The implementation, unlike other Smalltalk environments, uses text files for program input and interprets the contents as Smalltalk code. In this way, GNU Smalltalk acts more like an interpreter rather than an environment in the traditional Smalltalk manner.
Iterating over enumerations and arrays using blocks:
A method such as inject:into: can accept both a parameter and a block. It iterates over each member of a list, performing some function on while retaining an aggregate. This is analogous to the foldl function in functional programming languages. For example:
On the first pass, the block receives 10 (the argument to inject) as sum, and 1 (the first element of the array) as element, This returns 11. 11 then becomes sum on the next pass, which is added to 3 to get 14. 14 is then added to 5, to finally return 19.
Blocks work with many built-in methods:
Using an enumeration and a block to square the numbers 1 to 10:
The following code defines a class named Person. By deriving from Magnitude, it automatically defines all comparison methods except one (<). With the addition of that one, asSortedCollection can sort by age. Note that we can override the way the object is printed/displayed (the default is to share the programmer-print and user-display representation) by overriding printOn:.
The above prints three names in reverse age order:
An exception is raised with a halt call:
An optional message can be added to the exception; there's also error: which raises a different kind of exception:
These are actually wrappers for the actual exception raising method, signal>:
Exceptions are handled by on:do: blocks.
Of course you can catch only particular exceptions (and their subclasses):
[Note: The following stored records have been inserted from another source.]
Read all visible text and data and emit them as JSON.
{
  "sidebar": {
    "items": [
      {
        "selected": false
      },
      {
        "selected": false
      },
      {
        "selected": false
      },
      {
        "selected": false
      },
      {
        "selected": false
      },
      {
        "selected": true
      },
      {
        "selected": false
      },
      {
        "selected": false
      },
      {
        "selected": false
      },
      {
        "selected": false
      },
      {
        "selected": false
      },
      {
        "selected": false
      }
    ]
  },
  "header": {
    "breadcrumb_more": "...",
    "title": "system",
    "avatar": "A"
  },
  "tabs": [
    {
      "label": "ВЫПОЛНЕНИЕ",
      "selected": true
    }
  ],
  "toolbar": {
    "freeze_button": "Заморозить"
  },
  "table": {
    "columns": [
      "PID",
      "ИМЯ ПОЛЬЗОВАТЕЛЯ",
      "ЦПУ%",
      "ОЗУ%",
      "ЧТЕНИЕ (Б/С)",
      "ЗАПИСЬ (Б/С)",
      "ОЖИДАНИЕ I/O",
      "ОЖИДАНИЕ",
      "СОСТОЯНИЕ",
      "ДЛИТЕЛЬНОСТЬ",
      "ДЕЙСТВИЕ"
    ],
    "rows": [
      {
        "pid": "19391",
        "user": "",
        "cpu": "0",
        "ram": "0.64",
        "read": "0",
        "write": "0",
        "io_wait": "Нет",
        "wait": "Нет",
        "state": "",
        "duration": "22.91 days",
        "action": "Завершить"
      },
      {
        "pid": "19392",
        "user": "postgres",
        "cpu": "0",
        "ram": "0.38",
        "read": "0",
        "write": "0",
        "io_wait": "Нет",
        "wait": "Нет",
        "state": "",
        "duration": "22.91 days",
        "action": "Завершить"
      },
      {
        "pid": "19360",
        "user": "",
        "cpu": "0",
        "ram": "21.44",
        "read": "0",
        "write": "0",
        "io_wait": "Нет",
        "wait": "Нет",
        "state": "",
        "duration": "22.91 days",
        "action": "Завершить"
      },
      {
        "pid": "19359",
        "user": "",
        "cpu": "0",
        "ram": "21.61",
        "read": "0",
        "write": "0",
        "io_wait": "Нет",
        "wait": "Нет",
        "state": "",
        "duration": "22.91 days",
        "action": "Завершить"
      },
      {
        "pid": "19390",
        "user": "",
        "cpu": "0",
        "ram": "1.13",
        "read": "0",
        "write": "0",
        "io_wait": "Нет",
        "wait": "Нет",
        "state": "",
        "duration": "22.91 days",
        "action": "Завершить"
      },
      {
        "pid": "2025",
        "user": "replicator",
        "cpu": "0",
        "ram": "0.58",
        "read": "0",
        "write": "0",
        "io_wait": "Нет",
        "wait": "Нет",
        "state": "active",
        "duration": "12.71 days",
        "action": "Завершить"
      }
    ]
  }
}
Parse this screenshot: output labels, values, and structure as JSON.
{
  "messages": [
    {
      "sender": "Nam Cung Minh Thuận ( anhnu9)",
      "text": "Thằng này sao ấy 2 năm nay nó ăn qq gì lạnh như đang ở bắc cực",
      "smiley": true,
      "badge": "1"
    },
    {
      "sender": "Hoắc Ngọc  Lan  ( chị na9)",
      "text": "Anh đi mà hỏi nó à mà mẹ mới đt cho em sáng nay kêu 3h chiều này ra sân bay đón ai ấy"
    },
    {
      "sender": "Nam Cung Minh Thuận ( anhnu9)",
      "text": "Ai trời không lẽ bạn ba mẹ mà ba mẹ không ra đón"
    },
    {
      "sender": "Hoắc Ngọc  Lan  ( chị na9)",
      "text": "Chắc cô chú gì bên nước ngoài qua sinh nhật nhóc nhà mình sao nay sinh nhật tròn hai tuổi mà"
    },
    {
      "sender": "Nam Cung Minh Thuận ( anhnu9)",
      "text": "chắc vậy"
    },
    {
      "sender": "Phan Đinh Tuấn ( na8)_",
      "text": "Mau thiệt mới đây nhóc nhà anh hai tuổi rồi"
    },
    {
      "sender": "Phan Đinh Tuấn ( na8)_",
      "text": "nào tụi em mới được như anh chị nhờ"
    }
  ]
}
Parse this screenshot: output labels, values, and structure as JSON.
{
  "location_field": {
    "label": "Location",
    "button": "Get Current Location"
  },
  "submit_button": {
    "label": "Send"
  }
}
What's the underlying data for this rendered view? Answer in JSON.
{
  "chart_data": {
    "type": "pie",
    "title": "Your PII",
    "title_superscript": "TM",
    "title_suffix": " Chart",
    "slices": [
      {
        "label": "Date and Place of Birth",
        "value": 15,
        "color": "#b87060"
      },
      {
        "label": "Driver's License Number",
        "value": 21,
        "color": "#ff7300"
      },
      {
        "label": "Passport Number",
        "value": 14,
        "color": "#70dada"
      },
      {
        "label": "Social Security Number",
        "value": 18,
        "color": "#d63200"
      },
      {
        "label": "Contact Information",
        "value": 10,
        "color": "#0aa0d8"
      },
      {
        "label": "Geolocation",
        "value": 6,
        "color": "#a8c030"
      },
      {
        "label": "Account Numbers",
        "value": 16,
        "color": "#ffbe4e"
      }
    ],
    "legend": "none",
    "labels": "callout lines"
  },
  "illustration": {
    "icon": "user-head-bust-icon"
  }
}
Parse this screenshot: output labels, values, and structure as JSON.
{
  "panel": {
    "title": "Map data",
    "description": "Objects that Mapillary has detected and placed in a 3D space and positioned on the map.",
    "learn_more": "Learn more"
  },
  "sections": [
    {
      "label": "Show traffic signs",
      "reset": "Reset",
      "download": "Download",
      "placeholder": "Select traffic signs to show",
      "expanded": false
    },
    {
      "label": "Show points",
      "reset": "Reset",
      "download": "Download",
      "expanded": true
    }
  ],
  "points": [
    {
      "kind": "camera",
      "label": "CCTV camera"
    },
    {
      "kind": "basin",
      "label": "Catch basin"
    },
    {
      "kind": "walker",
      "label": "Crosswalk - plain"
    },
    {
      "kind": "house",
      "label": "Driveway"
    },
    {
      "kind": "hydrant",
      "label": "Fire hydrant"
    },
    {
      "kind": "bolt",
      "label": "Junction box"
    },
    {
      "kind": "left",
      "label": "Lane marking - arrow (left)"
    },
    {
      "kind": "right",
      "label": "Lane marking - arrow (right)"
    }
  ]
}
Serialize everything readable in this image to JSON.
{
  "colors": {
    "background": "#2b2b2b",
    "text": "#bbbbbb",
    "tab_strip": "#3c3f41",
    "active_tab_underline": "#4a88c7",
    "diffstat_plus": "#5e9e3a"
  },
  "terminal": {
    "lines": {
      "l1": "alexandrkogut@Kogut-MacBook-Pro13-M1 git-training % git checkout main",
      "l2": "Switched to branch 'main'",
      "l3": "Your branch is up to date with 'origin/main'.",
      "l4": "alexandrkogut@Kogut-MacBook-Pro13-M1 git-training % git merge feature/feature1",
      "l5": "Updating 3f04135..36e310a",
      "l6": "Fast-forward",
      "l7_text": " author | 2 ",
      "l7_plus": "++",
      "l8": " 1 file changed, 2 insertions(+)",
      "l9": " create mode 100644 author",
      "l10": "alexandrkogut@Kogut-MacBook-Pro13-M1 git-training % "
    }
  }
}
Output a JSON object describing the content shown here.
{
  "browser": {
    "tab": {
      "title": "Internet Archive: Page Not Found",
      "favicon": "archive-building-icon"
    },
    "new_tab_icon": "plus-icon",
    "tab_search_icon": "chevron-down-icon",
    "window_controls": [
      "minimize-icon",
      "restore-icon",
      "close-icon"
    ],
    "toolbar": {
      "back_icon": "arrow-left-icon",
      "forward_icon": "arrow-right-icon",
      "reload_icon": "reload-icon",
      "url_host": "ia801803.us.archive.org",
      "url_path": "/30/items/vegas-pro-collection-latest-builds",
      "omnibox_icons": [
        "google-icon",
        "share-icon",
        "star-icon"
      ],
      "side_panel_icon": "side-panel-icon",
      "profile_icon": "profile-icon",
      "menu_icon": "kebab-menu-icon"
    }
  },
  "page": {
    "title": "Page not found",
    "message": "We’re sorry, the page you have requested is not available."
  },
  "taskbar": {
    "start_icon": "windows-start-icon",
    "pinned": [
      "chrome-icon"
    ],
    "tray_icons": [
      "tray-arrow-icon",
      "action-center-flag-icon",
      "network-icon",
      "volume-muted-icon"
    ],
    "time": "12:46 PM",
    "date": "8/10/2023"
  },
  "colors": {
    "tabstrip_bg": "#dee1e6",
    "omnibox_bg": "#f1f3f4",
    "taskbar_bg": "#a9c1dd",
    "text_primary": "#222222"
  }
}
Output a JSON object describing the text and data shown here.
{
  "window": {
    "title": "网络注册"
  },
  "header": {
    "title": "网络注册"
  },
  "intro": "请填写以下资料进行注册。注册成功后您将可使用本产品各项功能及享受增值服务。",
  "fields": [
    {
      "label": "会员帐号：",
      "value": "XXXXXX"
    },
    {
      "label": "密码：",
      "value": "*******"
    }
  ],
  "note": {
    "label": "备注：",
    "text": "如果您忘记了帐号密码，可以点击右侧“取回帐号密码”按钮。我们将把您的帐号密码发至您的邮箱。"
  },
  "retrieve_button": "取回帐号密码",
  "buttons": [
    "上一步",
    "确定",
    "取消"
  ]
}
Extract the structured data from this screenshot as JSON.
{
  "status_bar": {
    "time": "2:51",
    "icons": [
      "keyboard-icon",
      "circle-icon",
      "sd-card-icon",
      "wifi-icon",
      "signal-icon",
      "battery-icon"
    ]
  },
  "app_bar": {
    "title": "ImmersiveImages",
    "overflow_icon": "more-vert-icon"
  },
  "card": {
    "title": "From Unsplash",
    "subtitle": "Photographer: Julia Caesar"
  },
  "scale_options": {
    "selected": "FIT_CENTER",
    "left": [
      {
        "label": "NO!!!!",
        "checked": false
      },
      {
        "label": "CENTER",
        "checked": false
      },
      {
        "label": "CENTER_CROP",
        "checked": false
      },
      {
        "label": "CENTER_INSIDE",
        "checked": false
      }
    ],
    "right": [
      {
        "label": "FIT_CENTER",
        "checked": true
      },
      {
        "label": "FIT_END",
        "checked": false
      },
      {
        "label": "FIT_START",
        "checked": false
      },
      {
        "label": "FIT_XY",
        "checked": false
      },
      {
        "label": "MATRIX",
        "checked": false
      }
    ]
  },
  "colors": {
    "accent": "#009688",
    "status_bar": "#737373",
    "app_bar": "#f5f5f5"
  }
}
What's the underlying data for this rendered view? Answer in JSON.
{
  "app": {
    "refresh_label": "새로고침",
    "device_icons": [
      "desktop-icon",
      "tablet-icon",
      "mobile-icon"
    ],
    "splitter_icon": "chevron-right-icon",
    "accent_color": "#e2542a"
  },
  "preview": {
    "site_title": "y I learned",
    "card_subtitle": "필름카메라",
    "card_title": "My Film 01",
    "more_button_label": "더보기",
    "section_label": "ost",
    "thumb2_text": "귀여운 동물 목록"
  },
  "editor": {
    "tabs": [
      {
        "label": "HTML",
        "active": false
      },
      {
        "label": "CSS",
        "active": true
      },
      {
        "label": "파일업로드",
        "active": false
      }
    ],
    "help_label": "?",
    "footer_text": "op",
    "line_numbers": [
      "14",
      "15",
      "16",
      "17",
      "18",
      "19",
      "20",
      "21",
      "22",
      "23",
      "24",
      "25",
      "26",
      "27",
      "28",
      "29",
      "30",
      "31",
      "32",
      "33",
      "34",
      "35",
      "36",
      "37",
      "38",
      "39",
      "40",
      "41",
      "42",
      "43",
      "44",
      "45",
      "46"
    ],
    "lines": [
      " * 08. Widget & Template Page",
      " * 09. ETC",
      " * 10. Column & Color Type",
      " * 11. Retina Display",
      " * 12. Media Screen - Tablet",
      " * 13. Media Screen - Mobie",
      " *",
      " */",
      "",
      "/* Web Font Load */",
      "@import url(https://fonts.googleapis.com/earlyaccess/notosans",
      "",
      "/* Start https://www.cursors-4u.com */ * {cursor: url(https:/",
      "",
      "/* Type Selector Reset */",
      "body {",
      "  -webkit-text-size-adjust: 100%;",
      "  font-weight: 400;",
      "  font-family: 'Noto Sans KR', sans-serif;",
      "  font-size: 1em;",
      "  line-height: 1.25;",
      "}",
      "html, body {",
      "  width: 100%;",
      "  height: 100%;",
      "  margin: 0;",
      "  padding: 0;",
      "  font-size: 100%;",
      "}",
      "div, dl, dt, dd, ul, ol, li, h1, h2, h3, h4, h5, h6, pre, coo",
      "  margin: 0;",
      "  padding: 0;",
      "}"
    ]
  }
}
It is possible to use the exception object, which is made available to the handler clause, to exit or resume the first block: